At the end of October I was taking a trip to New Orleans and while on my plane from Milwaukee, I ended up sitting next to a middle aged couple from a small town in Washington who were heading to The Big Easy for a convention and a chance to see the sites.
I told them it was going to be my first time in New Orleans and how excited I was to see the city. As we continued talking we even discovered all three of us were staying at the same hotel in the French Quarter.
As we got closer to landing they asked if I’d want to share a cab to the hotel. I thanked them for the offer, but told them how I was planning to take the Jefferson Transit bus from the airport into the central business district and then walk six blocks to the hotel.
Their jaws dropped in shock. Even as I explained how I’d rather pay $2 for bus fare instead of $33 for a cab and then get a chance to walk through the city, they looked at me as if they had been socializing with a mad man. They even tried bargaining with me in an effort to try and talk me out of taking public transportation.
Sometime in their life, these people got a terrible impression of transit and it made me curious about how that happened. Did they board a dirty bus once? Encounter a rude driver? Get lost due to a complicated system map? Or are they just intimidated by the public transit?
First impressions are more important than ever for transit agencies when it comes to attracting new riders. Even though I explained how cheap and easy it was to use the bus and showed them how Yelp user had glowing reviews of the JeT bus from Louis Armstrong International Airport, the couple was still appalled at the idea of taking transit.

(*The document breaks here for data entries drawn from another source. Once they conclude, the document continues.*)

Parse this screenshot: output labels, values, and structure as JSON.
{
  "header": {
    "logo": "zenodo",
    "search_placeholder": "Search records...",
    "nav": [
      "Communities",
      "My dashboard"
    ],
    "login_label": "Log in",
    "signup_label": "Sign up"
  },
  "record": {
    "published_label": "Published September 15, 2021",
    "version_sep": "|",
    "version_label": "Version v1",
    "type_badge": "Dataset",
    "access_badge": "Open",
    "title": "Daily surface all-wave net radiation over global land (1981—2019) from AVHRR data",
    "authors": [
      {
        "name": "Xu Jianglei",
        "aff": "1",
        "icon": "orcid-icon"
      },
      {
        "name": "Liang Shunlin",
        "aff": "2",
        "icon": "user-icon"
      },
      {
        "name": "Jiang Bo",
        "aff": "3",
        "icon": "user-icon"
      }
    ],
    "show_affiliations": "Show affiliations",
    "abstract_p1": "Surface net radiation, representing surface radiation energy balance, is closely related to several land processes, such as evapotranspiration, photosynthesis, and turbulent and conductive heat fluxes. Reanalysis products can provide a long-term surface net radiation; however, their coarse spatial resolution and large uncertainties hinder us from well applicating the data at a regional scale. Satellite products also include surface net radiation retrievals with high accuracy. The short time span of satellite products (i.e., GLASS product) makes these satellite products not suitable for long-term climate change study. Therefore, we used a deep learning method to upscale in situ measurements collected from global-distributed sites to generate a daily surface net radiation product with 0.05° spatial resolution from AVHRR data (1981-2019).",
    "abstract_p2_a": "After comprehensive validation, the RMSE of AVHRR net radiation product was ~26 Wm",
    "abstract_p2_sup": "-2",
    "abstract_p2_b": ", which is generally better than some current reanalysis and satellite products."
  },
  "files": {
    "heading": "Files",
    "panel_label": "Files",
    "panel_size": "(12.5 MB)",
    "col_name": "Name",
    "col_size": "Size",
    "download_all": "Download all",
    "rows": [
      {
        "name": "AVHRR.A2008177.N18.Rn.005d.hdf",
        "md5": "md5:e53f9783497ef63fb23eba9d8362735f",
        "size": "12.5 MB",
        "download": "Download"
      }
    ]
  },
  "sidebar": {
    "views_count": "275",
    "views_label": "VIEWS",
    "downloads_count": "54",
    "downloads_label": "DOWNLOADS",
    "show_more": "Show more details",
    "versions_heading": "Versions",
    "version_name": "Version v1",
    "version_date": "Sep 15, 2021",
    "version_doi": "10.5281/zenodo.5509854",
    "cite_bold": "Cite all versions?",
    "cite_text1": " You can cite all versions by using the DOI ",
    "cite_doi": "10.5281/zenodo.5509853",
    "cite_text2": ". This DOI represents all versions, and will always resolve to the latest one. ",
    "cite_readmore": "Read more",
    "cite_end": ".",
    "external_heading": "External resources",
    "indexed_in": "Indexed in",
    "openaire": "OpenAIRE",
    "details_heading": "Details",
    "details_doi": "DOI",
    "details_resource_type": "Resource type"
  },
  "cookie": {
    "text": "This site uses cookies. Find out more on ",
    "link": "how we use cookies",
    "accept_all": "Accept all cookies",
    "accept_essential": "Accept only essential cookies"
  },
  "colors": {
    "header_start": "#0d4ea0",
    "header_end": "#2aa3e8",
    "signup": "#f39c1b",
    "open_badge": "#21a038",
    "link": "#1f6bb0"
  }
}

Many agencies are planning improvements to their systems to make the trips more pleasurable in 2014 and regular customers will enjoy them. Here in Milwaukee I know I’m excited for the new fare cards and bus trackers to start up and for construction of the first leg of the streetcar.
But first impressions don’t just mean new infrastructure. It takes a lot to change choice or non-riders into regular customers. The ushering in of a new year means a chance to change and reassess how agencies are serving their community.
So as we look forward to 2014, maybe it’s a good time for agencies to make a resolution to determine how they’re going to improve first impressions for potential riders to make sure they don’t sour to transit. More riders are better for your bottom line and our communities and the economy.
And it’s better for me because I don’t want to worry about someone reporting me as a suspicious person to the TSA the next time I fly just because I plan to take the bus when I land.